SCR: You're not touching any gray areas there when you say it'scompletely legal?
NEWMAN: No, it's completely legal. Everything about it is andalways will be completely legal.
SCR: I read somewhere that you like to work on vintage cars. Doyou have a collection of cars?
NEWMAN: Got a few, yeah. A '57 T-Bird, a '57 Dodge Super D-500,two '53 Plymouths, a '28 Ford Roadster, a '74 Triumph TR-6, a '39 HudsonSedan, and that's it.
SCR: So which is your favorite?
NEWMAN: All of 'em. All of 'em for different reasons.
SCR: Do you do all the restoration work yourself, the bodyworkand all?
NEWMAN: A little bit, but no bodywork. Mostly the mechanicalstuff. And I can paint and make things look purty, but mechanical stuffand keeping things running, that's what I enjoy.
SCR: What was your first car?
NEWMAN: A '74 TR-6. My grandparents gave it to me for my 16thbirthday.
SCR: You like to fish also, is that right?
SCR: Talk about that a little.
NEWMAN: I enjoy mostly bass fishing, just being out on the lakeand relaxing. I enjoy going fishing as much as I do catching fish, so Idon't need to catch fish, but it's always an added bonus. Mostly largemouth bass, and anything that'll bite. I like trying to outsmart 'em.
SCR: Is that something you and your dad did when you were growingup?
NEWMAN: Actually I mostly did it with my grandfather up inMichigan on a little lake called Dewey Lake. I'll never forget thosemoments and always enjoyed fishing.
SCR: So you like outsmarting the fish? All about the competition,isn't it?

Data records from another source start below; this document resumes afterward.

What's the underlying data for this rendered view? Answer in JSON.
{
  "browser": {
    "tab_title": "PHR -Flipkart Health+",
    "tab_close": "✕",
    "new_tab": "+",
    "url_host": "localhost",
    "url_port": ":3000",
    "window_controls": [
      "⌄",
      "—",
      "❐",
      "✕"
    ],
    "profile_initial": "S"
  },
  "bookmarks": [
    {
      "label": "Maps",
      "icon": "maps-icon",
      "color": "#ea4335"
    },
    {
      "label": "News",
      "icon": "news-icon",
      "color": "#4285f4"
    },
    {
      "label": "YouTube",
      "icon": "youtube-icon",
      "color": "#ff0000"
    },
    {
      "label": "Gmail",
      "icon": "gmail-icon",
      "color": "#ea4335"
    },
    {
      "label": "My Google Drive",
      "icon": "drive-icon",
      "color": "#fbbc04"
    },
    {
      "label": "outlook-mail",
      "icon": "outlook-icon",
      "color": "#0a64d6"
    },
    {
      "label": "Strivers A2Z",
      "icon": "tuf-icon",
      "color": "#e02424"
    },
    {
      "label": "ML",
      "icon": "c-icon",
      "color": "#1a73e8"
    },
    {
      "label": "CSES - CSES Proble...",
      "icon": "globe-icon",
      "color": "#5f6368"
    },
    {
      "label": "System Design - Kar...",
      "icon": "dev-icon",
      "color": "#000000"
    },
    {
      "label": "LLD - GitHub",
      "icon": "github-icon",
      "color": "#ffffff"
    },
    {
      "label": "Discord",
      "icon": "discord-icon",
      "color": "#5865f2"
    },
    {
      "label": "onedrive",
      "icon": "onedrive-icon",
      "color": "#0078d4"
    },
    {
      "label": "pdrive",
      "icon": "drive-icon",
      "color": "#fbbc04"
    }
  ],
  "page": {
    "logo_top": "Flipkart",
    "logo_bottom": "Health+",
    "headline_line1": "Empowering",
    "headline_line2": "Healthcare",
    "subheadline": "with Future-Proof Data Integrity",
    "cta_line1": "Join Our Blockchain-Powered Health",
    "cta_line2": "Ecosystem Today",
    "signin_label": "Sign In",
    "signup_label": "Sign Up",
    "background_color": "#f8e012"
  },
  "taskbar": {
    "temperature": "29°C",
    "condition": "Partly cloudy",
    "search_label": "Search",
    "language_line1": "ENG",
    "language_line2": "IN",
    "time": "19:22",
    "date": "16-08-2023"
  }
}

NEWMAN: That's right. You'll never catch a smart fish.
SCR: Any plans on starting a family since you were recentlymarried, in January?
NEWMAN: No plans.
SCR: If you have a young son someday, would you encourage him toget into this sport, knowing what you know now?
NEWMAN: I wouldn't discourage, for sure. Where I am at this pointin my career is great. I've had a great life and wouldn't wish anythingdifferent on anybody else, especially my own son if that were the case.
SCR: Who do you look up to most in this sport? Historically oreven one of you contemporaries.
NEWMAN: Nobody in particular as far as drivers go. I've learned alot from Buddy Baker and Don Miller. My father in everyday life, justracing and everyday life. But there's no one individual that I startrunning over to and start asking questions.
SCR: You mentioned Buddy Baker and he certainly has gotten a lotof credit for helping you. Didn't he encourage Mr. Penske to hire you?
NEWMAN: He's a very smart man when it comes to driving a racecar. All you've got to have is a good set of ears and tune into theBuddy Baker station and he'll help you out quite a bit.
SCR: I would guess that he would be more of a seat-of-the-pantsdriver.
NEWMAN: We're all seat-of-the-pants drivers, so we've got to useour voice box to communicate.
SCR: The cars haven't changed so much in the last 20 years thathe's lost touch?
NEWMAN: They still have an engine and four tires and a steeringwheel. And the race tracks, ironically, are still about the same.
SCR: Even with the level of engineering in this sport today, itstill all comes down to what you're feeling on the track?
NEWMAN: It doesn't all come down to that, but it's a big part ofit.
SCR: Where do you see yourself in 10 years?
NEWMAN: Don't know. Probably not where I am right now, as far asdoing what I'm doing. But whatever I can do to enjoy life with my wifeand whatever else is what I'll be aiming for.
SCR: Not driving or not driving in this series? Let's clarifythat.
NEWMAN: I would say 10 years will probably be max.
SCR: Any plans of becoming a team owner someday?
NEWMAN: No, don't need that headache. I've seen enough. The risksoutweigh the reward in my opinion. My old car owner, Johnny Vance, oncesaid that you had to be crazy to be a car owner, and he was one.